§ **WHAT THIS TASK INVOLVES**
The entries below are to be written out again without alteration.

***** TASK INPUT *****

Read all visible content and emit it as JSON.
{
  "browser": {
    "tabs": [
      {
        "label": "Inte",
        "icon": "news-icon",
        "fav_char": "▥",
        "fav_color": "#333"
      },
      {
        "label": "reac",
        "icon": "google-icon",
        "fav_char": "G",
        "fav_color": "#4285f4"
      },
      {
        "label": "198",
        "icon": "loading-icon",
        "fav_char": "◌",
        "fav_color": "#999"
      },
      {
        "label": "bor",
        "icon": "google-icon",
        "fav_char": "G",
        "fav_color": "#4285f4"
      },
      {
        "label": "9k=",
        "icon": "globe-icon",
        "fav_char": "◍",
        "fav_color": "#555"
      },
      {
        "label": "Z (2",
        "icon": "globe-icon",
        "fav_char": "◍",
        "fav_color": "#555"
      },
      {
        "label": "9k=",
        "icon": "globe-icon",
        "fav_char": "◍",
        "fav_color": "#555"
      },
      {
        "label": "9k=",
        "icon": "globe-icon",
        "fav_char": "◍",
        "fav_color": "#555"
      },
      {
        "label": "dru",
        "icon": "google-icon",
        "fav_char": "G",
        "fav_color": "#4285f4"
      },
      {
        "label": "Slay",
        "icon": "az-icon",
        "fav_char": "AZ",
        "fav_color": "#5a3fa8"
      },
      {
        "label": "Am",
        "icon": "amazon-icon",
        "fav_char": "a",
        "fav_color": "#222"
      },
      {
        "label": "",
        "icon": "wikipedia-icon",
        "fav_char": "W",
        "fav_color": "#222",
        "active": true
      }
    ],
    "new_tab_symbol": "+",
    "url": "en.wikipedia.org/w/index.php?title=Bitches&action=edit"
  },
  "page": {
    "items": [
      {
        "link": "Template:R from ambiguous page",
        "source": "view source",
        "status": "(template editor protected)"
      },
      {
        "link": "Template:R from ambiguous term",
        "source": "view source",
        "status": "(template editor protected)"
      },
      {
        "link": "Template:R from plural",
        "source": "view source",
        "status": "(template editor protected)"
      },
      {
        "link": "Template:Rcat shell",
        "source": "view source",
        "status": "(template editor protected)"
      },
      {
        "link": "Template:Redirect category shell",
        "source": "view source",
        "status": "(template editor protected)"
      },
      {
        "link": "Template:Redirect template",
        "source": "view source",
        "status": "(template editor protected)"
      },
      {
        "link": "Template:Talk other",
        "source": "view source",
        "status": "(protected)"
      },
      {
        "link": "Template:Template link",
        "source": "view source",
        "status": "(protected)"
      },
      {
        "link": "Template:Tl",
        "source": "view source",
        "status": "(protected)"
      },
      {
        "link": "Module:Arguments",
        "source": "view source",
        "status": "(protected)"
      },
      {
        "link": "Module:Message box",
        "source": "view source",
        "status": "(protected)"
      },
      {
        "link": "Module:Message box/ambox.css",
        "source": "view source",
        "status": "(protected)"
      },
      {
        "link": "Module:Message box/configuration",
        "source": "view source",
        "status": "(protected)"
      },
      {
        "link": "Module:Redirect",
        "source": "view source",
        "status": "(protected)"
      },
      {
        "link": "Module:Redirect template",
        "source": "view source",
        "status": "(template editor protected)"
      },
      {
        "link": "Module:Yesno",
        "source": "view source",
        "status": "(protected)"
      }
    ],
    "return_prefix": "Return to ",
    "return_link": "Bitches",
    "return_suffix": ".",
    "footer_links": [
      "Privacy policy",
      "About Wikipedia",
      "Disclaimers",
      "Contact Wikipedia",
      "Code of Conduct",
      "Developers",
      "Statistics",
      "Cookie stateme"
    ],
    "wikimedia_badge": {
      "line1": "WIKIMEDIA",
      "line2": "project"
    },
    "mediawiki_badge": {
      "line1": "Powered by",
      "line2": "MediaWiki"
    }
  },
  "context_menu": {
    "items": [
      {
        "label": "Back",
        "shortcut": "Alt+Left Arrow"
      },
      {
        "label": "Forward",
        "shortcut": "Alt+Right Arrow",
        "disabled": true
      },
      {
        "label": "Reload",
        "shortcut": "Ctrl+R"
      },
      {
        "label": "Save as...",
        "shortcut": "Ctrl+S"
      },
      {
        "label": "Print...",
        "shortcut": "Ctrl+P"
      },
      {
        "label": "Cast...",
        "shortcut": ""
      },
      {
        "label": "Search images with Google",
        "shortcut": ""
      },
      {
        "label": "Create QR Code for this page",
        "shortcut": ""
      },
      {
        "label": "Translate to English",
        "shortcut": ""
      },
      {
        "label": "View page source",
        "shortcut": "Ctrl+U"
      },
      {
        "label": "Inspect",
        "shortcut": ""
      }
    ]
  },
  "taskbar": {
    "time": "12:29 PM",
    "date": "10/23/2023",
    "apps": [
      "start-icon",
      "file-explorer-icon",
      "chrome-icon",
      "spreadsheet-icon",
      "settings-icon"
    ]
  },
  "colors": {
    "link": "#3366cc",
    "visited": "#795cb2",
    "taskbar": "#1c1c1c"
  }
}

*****

§ **PROBLEM SOLUTION**
Read all visible content and emit it as JSON.
{
  "browser": {
    "tabs": [
      {
        "label": "Inte",
        "icon": "news-icon",
        "fav_char": "▥",
        "fav_color": "#333"
      },
      {
        "label": "reac",
        "icon": "google-icon",
        "fav_char": "G",
        "fav_color": "#4285f4"
      },
      {
        "label": "198",
        "icon": "loading-icon",
        "fav_char": "◌",
        "fav_color": "#999"
      },
      {
        "label": "bor",
        "icon": "google-icon",
        "fav_char": "G",
        "fav_color": "#4285f4"
      },
      {
        "label": "9k=",
        "icon": "globe-icon",
        "fav_char": "◍",
        "fav_color": "#555"
      },
      {
        "label": "Z (2",
        "icon": "globe-icon",
        "fav_char": "◍",
        "fav_color": "#555"
      },
      {
        "label": "9k=",
        "icon": "globe-icon",
        "fav_char": "◍",
        "fav_color": "#555"
      },
      {
        "label": "9k=",
        "icon": "globe-icon",
        "fav_char": "◍",
        "fav_color": "#555"
      },
      {
        "label": "dru",
        "icon": "google-icon",
        "fav_char": "G",
        "fav_color": "#4285f4"
      },
      {
        "label": "Slay",
        "icon": "az-icon",
        "fav_char": "AZ",
        "fav_color": "#5a3fa8"
      },
      {
        "label": "Am",
        "icon": "amazon-icon",
        "fav_char": "a",
        "fav_color": "#222"
      },
      {
        "label": "",
        "icon": "wikipedia-icon",
        "fav_char": "W",
        "fav_color": "#222",
        "active": true
      }
    ],
    "new_tab_symbol": "+",
    "url": "en.wikipedia.org/w/index.php?title=Bitches&action=edit"
  },
  "page": {
    "items": [
      {
        "link": "Template:R from ambiguous page",
        "source": "view source",
        "status": "(template editor protected)"
      },
      {
        "link": "Template:R from ambiguous term",
        "source": "view source",
        "status": "(template editor protected)"
      },
      {
        "link": "Template:R from plural",
        "source": "view source",
        "status": "(template editor protected)"
      },
      {
        "link": "Template:Rcat shell",
        "source": "view source",
        "status": "(template editor protected)"
      },
      {
        "link": "Template:Redirect category shell",
        "source": "view source",
        "status": "(template editor protected)"
      },
      {
        "link": "Template:Redirect template",
        "source": "view source",
        "status": "(template editor protected)"
      },
      {
        "link": "Template:Talk other",
        "source": "view source",
        "status": "(protected)"
      },
      {
        "link": "Template:Template link",
        "source": "view source",
        "status": "(protected)"
      },
      {
        "link": "Template:Tl",
        "source": "view source",
        "status": "(protected)"
      },
      {
        "link": "Module:Arguments",
        "source": "view source",
        "status": "(protected)"
      },
      {
        "link": "Module:Message box",
        "source": "view source",
        "status": "(protected)"
      },
      {
        "link": "Module:Message box/ambox.css",
        "source": "view source",
        "status": "(protected)"
      },
      {
        "link": "Module:Message box/configuration",
        "source": "view source",
        "status": "(protected)"
      },
      {
        "link": "Module:Redirect",
        "source": "view source",
        "status": "(protected)"
      },
      {
        "link": "Module:Redirect template",
        "source": "view source",
        "status": "(template editor protected)"
      },
      {
        "link": "Module:Yesno",
        "source": "view source",
        "status": "(protected)"
      }
    ],
    "return_prefix": "Return to ",
    "return_link": "Bitches",
    "return_suffix": ".",
    "footer_links": [
      "Privacy policy",
      "About Wikipedia",
      "Disclaimers",
      "Contact Wikipedia",
      "Code of Conduct",
      "Developers",
      "Statistics",
      "Cookie stateme"
    ],
    "wikimedia_badge": {
      "line1": "WIKIMEDIA",
      "line2": "project"
    },
    "mediawiki_badge": {
      "line1": "Powered by",
      "line2": "MediaWiki"
    }
  },
  "context_menu": {
    "items": [
      {
        "label": "Back",
        "shortcut": "Alt+Left Arrow"
      },
      {
        "label": "Forward",
        "shortcut": "Alt+Right Arrow",
        "disabled": true
      },
      {
        "label": "Reload",
        "shortcut": "Ctrl+R"
      },
      {
        "label": "Save as...",
        "shortcut": "Ctrl+S"
      },
      {
        "label": "Print...",
        "shortcut": "Ctrl+P"
      },
      {
        "label": "Cast...",
        "shortcut": ""
      },
      {
        "label": "Search images with Google",
        "shortcut": ""
      },
      {
        "label": "Create QR Code for this page",
        "shortcut": ""
      },
      {
        "label": "Translate to English",
        "shortcut": ""
      },
      {
        "label": "View page source",
        "shortcut": "Ctrl+U"
      },
      {
        "label": "Inspect",
        "shortcut": ""
      }
    ]
  },
  "taskbar": {
    "time": "12:29 PM",
    "date": "10/23/2023",
    "apps": [
      "start-icon",
      "file-explorer-icon",
      "chrome-icon",
      "spreadsheet-icon",
      "settings-icon"
    ]
  },
  "colors": {
    "link": "#3366cc",
    "visited": "#795cb2",
    "taskbar": "#1c1c1c"
  }
}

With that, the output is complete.